[Work instructions]: Please return every line of the listing. Keep each one exact.

☆ ☆ ☆ ☆

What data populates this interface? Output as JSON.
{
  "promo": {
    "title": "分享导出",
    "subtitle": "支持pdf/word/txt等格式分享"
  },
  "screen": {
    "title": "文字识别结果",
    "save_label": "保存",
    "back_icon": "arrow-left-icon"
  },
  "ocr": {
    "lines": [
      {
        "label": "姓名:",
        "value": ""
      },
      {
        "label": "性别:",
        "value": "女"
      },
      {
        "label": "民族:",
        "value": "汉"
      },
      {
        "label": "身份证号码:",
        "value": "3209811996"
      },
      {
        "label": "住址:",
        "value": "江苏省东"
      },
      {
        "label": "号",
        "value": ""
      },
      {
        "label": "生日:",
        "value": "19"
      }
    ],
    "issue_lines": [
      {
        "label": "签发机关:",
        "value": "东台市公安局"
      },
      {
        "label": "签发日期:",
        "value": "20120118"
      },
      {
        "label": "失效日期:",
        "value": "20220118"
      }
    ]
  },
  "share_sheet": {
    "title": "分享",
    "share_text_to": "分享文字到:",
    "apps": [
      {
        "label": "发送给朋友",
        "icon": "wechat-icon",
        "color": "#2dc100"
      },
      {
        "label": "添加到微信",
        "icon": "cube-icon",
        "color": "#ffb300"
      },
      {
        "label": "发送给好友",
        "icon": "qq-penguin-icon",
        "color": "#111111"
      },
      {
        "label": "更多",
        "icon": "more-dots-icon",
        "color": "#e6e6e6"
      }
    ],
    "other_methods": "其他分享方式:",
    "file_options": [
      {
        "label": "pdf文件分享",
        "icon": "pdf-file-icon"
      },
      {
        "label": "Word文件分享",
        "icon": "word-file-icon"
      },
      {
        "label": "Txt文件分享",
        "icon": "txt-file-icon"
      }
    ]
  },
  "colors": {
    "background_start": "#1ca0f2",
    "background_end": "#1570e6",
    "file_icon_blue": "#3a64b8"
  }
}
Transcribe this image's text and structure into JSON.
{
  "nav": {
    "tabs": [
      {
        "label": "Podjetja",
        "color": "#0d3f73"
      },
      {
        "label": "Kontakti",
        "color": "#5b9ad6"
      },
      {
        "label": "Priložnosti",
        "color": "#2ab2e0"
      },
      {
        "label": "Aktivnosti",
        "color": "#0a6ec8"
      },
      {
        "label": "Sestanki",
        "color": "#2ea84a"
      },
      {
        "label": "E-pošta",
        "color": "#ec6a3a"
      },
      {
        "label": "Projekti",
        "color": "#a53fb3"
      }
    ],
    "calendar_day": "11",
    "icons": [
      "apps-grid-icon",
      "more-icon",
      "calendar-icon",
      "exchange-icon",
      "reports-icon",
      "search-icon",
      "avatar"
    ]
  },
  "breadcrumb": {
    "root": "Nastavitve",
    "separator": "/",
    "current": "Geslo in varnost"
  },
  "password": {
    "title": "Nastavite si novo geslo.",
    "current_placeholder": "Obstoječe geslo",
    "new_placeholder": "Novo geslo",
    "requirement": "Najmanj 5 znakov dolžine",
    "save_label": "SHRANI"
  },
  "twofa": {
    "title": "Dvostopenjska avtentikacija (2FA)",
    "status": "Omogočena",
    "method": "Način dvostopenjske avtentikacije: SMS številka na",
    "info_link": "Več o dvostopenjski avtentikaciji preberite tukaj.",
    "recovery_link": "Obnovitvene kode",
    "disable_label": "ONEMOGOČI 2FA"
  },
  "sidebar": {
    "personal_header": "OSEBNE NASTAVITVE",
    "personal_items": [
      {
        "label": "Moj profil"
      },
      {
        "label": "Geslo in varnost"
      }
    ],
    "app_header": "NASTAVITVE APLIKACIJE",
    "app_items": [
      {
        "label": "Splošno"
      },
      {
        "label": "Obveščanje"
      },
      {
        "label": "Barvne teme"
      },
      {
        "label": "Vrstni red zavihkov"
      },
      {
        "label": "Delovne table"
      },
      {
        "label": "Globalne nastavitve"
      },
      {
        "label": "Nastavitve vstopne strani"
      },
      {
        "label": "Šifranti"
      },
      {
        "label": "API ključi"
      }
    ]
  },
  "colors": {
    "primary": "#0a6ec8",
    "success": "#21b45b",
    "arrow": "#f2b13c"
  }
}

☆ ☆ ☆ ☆

[Output of the exercise]:
What data populates this interface? Output as JSON.
{
  "promo": {
    "title": "分享导出",
    "subtitle": "支持pdf/word/txt等格式分享"
  },
  "screen": {
    "title": "文字识别结果",
    "save_label": "保存",
    "back_icon": "arrow-left-icon"
  },
  "ocr": {
    "lines": [
      {
        "label": "姓名:",
        "value": ""
      },
      {
        "label": "性别:",
        "value": "女"
      },
      {
        "label": "民族:",
        "value": "汉"
      },
      {
        "label": "身份证号码:",
        "value": "3209811996"
      },
      {
        "label": "住址:",
        "value": "江苏省东"
      },
      {
        "label": "号",
        "value": ""
      },
      {
        "label": "生日:",
        "value": "19"
      }
    ],
    "issue_lines": [
      {
        "label": "签发机关:",
        "value": "东台市公安局"
      },
      {
        "label": "签发日期:",
        "value": "20120118"
      },
      {
        "label": "失效日期:",
        "value": "20220118"
      }
    ]
  },
  "share_sheet": {
    "title": "分享",
    "share_text_to": "分享文字到:",
    "apps": [
      {
        "label": "发送给朋友",
        "icon": "wechat-icon",
        "color": "#2dc100"
      },
      {
        "label": "添加到微信",
        "icon": "cube-icon",
        "color": "#ffb300"
      },
      {
        "label": "发送给好友",
        "icon": "qq-penguin-icon",
        "color": "#111111"
      },
      {
        "label": "更多",
        "icon": "more-dots-icon",
        "color": "#e6e6e6"
      }
    ],
    "other_methods": "其他分享方式:",
    "file_options": [
      {
        "label": "pdf文件分享",
        "icon": "pdf-file-icon"
      },
      {
        "label": "Word文件分享",
        "icon": "word-file-icon"
      },
      {
        "label": "Txt文件分享",
        "icon": "txt-file-icon"
      }
    ]
  },
  "colors": {
    "background_start": "#1ca0f2",
    "background_end": "#1570e6",
    "file_icon_blue": "#3a64b8"
  }
}
Transcribe this image's text and structure into JSON.
{
  "nav": {
    "tabs": [
      {
        "label": "Podjetja",
        "color": "#0d3f73"
      },
      {
        "label": "Kontakti",
        "color": "#5b9ad6"
      },
      {
        "label": "Priložnosti",
        "color": "#2ab2e0"
      },
      {
        "label": "Aktivnosti",
        "color": "#0a6ec8"
      },
      {
        "label": "Sestanki",
        "color": "#2ea84a"
      },
      {
        "label": "E-pošta",
        "color": "#ec6a3a"
      },
      {
        "label": "Projekti",
        "color": "#a53fb3"
      }
    ],
    "calendar_day": "11",
    "icons": [
      "apps-grid-icon",
      "more-icon",
      "calendar-icon",
      "exchange-icon",
      "reports-icon",
      "search-icon",
      "avatar"
    ]
  },
  "breadcrumb": {
    "root": "Nastavitve",
    "separator": "/",
    "current": "Geslo in varnost"
  },
  "password": {
    "title": "Nastavite si novo geslo.",
    "current_placeholder": "Obstoječe geslo",
    "new_placeholder": "Novo geslo",
    "requirement": "Najmanj 5 znakov dolžine",
    "save_label": "SHRANI"
  },
  "twofa": {
    "title": "Dvostopenjska avtentikacija (2FA)",
    "status": "Omogočena",
    "method": "Način dvostopenjske avtentikacije: SMS številka na",
    "info_link": "Več o dvostopenjski avtentikaciji preberite tukaj.",
    "recovery_link": "Obnovitvene kode",
    "disable_label": "ONEMOGOČI 2FA"
  },
  "sidebar": {
    "personal_header": "OSEBNE NASTAVITVE",
    "personal_items": [
      {
        "label": "Moj profil"
      },
      {
        "label": "Geslo in varnost"
      }
    ],
    "app_header": "NASTAVITVE APLIKACIJE",
    "app_items": [
      {
        "label": "Splošno"
      },
      {
        "label": "Obveščanje"
      },
      {
        "label": "Barvne teme"
      },
      {
        "label": "Vrstni red zavihkov"
      },
      {
        "label": "Delovne table"
      },
      {
        "label": "Globalne nastavitve"
      },
      {
        "label": "Nastavitve vstopne strani"
      },
      {
        "label": "Šifranti"
      },
      {
        "label": "API ključi"
      }
    ]
  },
  "colors": {
    "primary": "#0a6ec8",
    "success": "#21b45b",
    "arrow": "#f2b13c"
  }
}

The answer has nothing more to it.